• _WORK INSTRUCTION_
When you output the records, match them exactly and omit any picture they include.

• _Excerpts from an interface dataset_
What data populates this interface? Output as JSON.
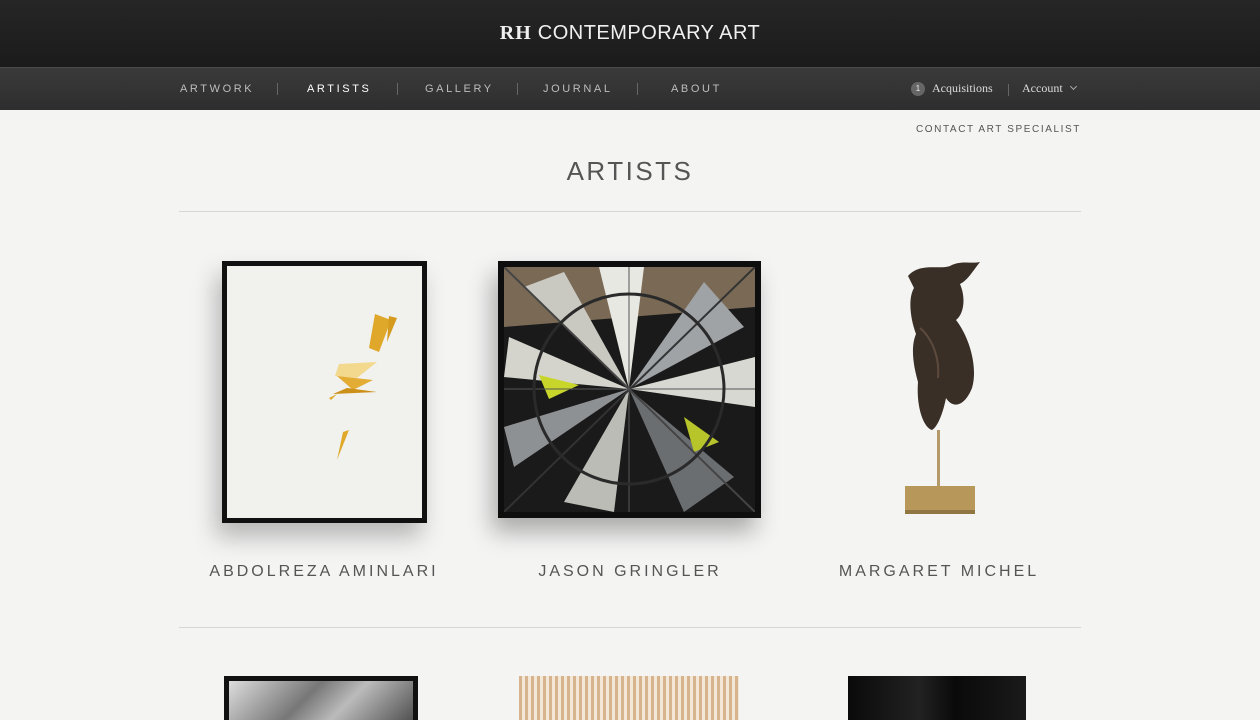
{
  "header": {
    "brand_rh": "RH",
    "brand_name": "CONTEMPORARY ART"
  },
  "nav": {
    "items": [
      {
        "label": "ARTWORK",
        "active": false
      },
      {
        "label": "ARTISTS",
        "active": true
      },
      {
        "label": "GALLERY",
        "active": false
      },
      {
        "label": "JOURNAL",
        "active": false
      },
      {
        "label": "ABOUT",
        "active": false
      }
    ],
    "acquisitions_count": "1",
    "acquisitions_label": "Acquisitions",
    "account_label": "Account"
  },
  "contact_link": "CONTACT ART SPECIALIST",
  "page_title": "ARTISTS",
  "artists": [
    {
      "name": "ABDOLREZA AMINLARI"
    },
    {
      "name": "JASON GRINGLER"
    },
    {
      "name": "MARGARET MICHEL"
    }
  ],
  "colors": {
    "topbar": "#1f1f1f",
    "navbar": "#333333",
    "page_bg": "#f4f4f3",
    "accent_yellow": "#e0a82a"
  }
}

• _RESPONSE BELOW_
What data populates this interface? Output as JSON.
{
  "header": {
    "brand_rh": "RH",
    "brand_name": "CONTEMPORARY ART"
  },
  "nav": {
    "items": [
      {
        "label": "ARTWORK",
        "active": false
      },
      {
        "label": "ARTISTS",
        "active": true
      },
      {
        "label": "GALLERY",
        "active": false
      },
      {
        "label": "JOURNAL",
        "active": false
      },
      {
        "label": "ABOUT",
        "active": false
      }
    ],
    "acquisitions_count": "1",
    "acquisitions_label": "Acquisitions",
    "account_label": "Account"
  },
  "contact_link": "CONTACT ART SPECIALIST",
  "page_title": "ARTISTS",
  "artists": [
    {
      "name": "ABDOLREZA AMINLARI"
    },
    {
      "name": "JASON GRINGLER"
    },
    {
      "name": "MARGARET MICHEL"
    }
  ],
  "colors": {
    "topbar": "#1f1f1f",
    "navbar": "#333333",
    "page_bg": "#f4f4f3",
    "accent_yellow": "#e0a82a"
  }
}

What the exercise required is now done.